The conference that opens today on the Indonesian island of Bali is one of the most important international gatherings of this year, perhaps the most important. Held under the aegis of the United Nations, it brings together representatives of 191 countries and its purpose is to start the process of agreeing a new treaty to carry on where the Kyoto Protocol on climate change leaves off in 2012. That the conference is taking place in Bali not only one of the most beautiful and welcoming of islands, but a place that would be among the first to feel the deleterious effects of climate change if the sea level rises should only underline for the delegates the seriousness of the task in hand.
The need for a new treaty should be far beyond dispute, as evidence of the gravity of the threat from climate change continues to mount. Today we report a study showing that the tropical climate zone is expanding towards the poles faster than any of the existing computer models had forecast. This trend is likely to make many regions that currently enjoy a temperate climate drier or more stormy in other words, into less hospitable places to live. The American south-west, Australia and swathes of the Mediterranean could be hit, with water supplies and agriculture jeopardised.
With or without new evidence, delegates to the Bali conference have their work cut out. While there may be a growing consensus about the nature and scale of the threat, there is much less agreement on how to tackle it. Increasingly, coming to the fore is the disparity between the interests of the industrialised world and those of countries, such as India and China, whose rapid development is accompanied by an equally rapid increase in carbon emissions. What measures can, or should, be taken to curb this rise, whether voluntary action could suffice, and how far the rich world would be prepared to underwrite the measures the poor world needs to take in order to cut carbon emissions globally, are all key questions that have as yet no answer.
The lack of ready answers is surely one reason why organisers of the Bali conference have been stressing that the purpose of the conference is not to agree specifics, but to set a realistic timetable and framework for further consideration. And the hardest bargaining is expected next week, when most ministerial-level delegates arrive. Still, there is no reason to write off this conference before it has begun. Indeed, there is some room for optimism. For this past year has witnessed major advances in the recognition of climate change as a threat that demands concerted international action.
Of course, we have to lament the cavalier way in which some governments have responded to climate change (most egregiously the US administration of George Bush) and the inadequacies of the measures taken even by those countries, such as our own, which have built combating climate change into their policies and say they understand the need to act. But there has also been much progress. Many US states are taking action at regional level. The European Union is making climate change a priority. The former US vice-president and climate-change campaigner, Al Gore, shared the Nobel Peace Prize with the UN's Intergovernmental Panel on Climate Change, for their efforts "to disseminate greater knowledge about man-made climate change". And Australia is on the point of signing up to the Kyoto protocol, having resoundingly voted out of office the climate-change sceptic, John Howard.

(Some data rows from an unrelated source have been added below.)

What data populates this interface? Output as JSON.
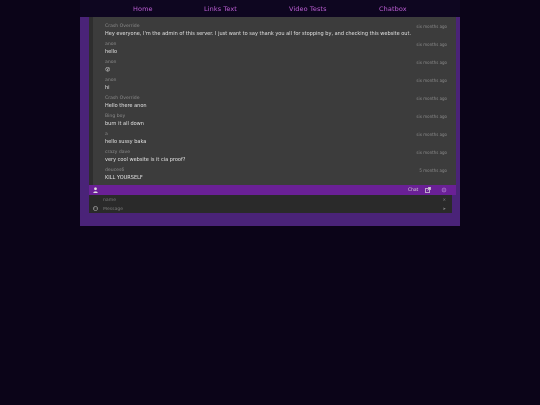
{
  "nav": {
    "links": [
      {
        "label": "Home"
      },
      {
        "label": "Links Text"
      },
      {
        "label": "Video Tests"
      },
      {
        "label": "Chatbox"
      }
    ]
  },
  "messages": [
    {
      "user": "Crash Override",
      "time": "six months ago",
      "text": "Hey everyone, I'm the admin of this server. I just want to say thank you all for stopping by, and checking this website out."
    },
    {
      "user": "anon",
      "time": "six months ago",
      "text": "hello"
    },
    {
      "user": "anon",
      "time": "six months ago",
      "text": "😮"
    },
    {
      "user": "anon",
      "time": "six months ago",
      "text": "hi"
    },
    {
      "user": "Crash Override",
      "time": "six months ago",
      "text": "Hello there anon"
    },
    {
      "user": "Bing boy",
      "time": "six months ago",
      "text": "burn it all down"
    },
    {
      "user": "a",
      "time": "six months ago",
      "text": "hello sussy baka"
    },
    {
      "user": "crazy dave",
      "time": "six months ago",
      "text": "very cool website is it cia proof?"
    },
    {
      "user": "deuces6",
      "time": "5 months ago",
      "text": "KILL YOURSELF"
    }
  ],
  "bar": {
    "user_icon": "user-icon",
    "chat_label": "Chat",
    "popout_icon": "external-link-icon",
    "settings_icon": "gear-icon"
  },
  "input": {
    "name_placeholder": "name",
    "message_placeholder": "Message",
    "send_icon": "send-icon"
  }
}
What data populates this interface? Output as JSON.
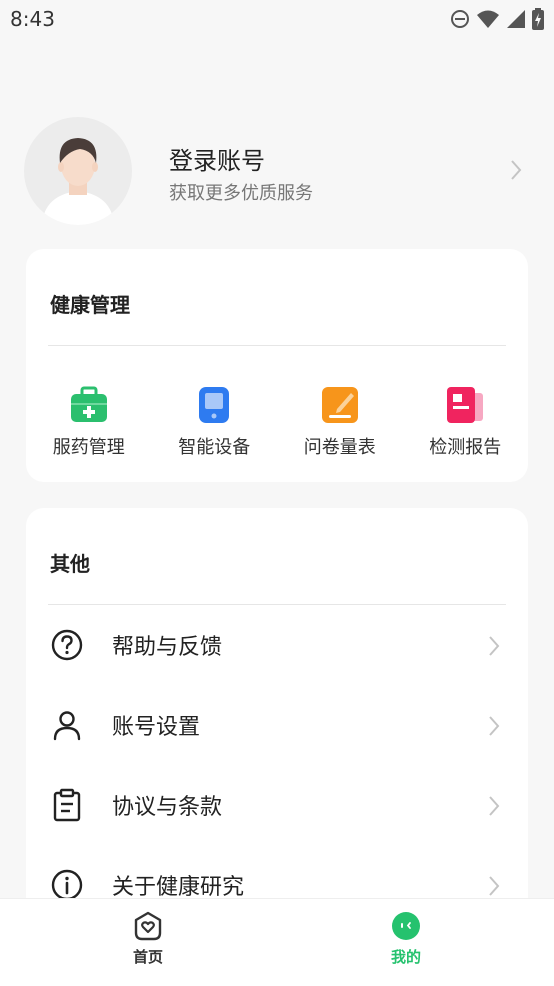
{
  "status_bar": {
    "time": "8:43"
  },
  "profile": {
    "title": "登录账号",
    "subtitle": "获取更多优质服务"
  },
  "health": {
    "title": "健康管理",
    "items": [
      {
        "label": "服药管理",
        "icon": "medicine-kit-icon",
        "color": "#2bbf6e"
      },
      {
        "label": "智能设备",
        "icon": "smart-device-icon",
        "color": "#2e7bf0"
      },
      {
        "label": "问卷量表",
        "icon": "questionnaire-icon",
        "color": "#f7951b"
      },
      {
        "label": "检测报告",
        "icon": "report-icon",
        "color": "#f0245f"
      }
    ]
  },
  "other": {
    "title": "其他",
    "items": [
      {
        "label": "帮助与反馈",
        "icon": "help-icon"
      },
      {
        "label": "账号设置",
        "icon": "person-icon"
      },
      {
        "label": "协议与条款",
        "icon": "clipboard-icon"
      },
      {
        "label": "关于健康研究",
        "icon": "info-icon"
      }
    ]
  },
  "tabs": [
    {
      "label": "首页",
      "icon": "home-heart-icon",
      "active": false,
      "color": "#333333"
    },
    {
      "label": "我的",
      "icon": "mine-face-icon",
      "active": true,
      "color": "#25c26e"
    }
  ]
}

The Bali conference should be able to agree the framework for a new draft treaty and a timetable that would allow ratification in good time for 2012. With goodwill all round, we see no insurmountable reason why these ambitions should not be met.